“Having open heart surgery is a big deal. I finally had to come to grips with the fact that I was a heart patient,” she said. “And it is kind of a life-changing experience because you can go into something like this and maybe not come out. You have to have some really tough conversations with your family about your wishes.”
Because there had been a complication during Heidi’s previous surgery, she wanted to talk to her family about what had happened.
“We did have a complication [during surgery] that almost killed me,” she said. “Fortunately I pulled through and I am doing great, but I realized bad things can happen when you do open-heart surgery. I wanted to talk to my husband, my family, my mom, my sister and I asked them, what happened to me? I didn’t remember because my memory was wiped out. And no body really wanted to talk about it because it was really scary for them.”
Heidi wanted to find a place where she could talk to other heart patients.
“I wanted to talk to someone just to fill in those missing pieces. Because you just want to talk about it. It is really scary for all the people who care about you to really relive it, so in looking for people who have been through it. People that can have the conversations with it being light hearted and say “yeah, this is what happens” and not have it be a really dramatic thing.”
Heidi discovered Mended Hearts on the internet this past April and felt she had found what she was looking for. Three and a half months after her previous heart surgery, Heidi attended her first Mended Hearts convention.
“I thought this could be a really good fit not only to get that kind of support, here is a room full of heart patients who have been through the same thing, and they get it without it being really scary. I realized I could also share my experience about being a heart patient and give back because there are other people like me who are asking, what happens? What happens on the other side once you are a survivor?”
Heidi lives between Idaho and Las Vegas, and her doctor is still in San Francisco, so Heidi joined Mended Hearts a member at large. This year’s convention was her first Mended Hearts meeting.
Heidi appreciated meeting people who had been through the same thing as well as the information that was provided at the convention. It confirmed that Heidi was where she belonged.
“When I was looking at other organizations, a lot of them focused on the disease. What I like about this is that it focuses on the hope, the sharing and the helping others and that’s the part I am excited about.

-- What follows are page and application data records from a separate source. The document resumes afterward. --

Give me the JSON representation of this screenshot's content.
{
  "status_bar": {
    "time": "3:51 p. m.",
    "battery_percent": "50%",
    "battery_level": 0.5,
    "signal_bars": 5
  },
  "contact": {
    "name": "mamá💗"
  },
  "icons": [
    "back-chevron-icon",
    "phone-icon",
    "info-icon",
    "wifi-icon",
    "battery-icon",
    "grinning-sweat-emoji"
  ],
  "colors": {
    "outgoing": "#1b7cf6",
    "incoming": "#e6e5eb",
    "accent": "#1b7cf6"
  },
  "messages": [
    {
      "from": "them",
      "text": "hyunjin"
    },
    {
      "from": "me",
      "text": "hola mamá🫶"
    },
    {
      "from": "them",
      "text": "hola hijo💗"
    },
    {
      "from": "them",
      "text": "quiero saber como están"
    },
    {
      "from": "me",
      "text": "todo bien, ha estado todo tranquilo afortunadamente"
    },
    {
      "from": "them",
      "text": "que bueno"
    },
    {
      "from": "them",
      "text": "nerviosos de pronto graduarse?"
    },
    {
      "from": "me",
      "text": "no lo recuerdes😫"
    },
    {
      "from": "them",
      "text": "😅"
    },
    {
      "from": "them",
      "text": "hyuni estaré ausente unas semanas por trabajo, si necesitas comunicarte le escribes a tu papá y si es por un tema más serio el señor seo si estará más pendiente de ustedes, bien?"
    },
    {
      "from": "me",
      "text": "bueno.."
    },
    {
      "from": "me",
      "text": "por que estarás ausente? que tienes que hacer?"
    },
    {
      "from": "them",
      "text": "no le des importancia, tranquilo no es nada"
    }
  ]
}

I don’t want to be the disease or the victim, I want to be the provider of hope and compassion and resources and that’s why I like Mended Hearts.”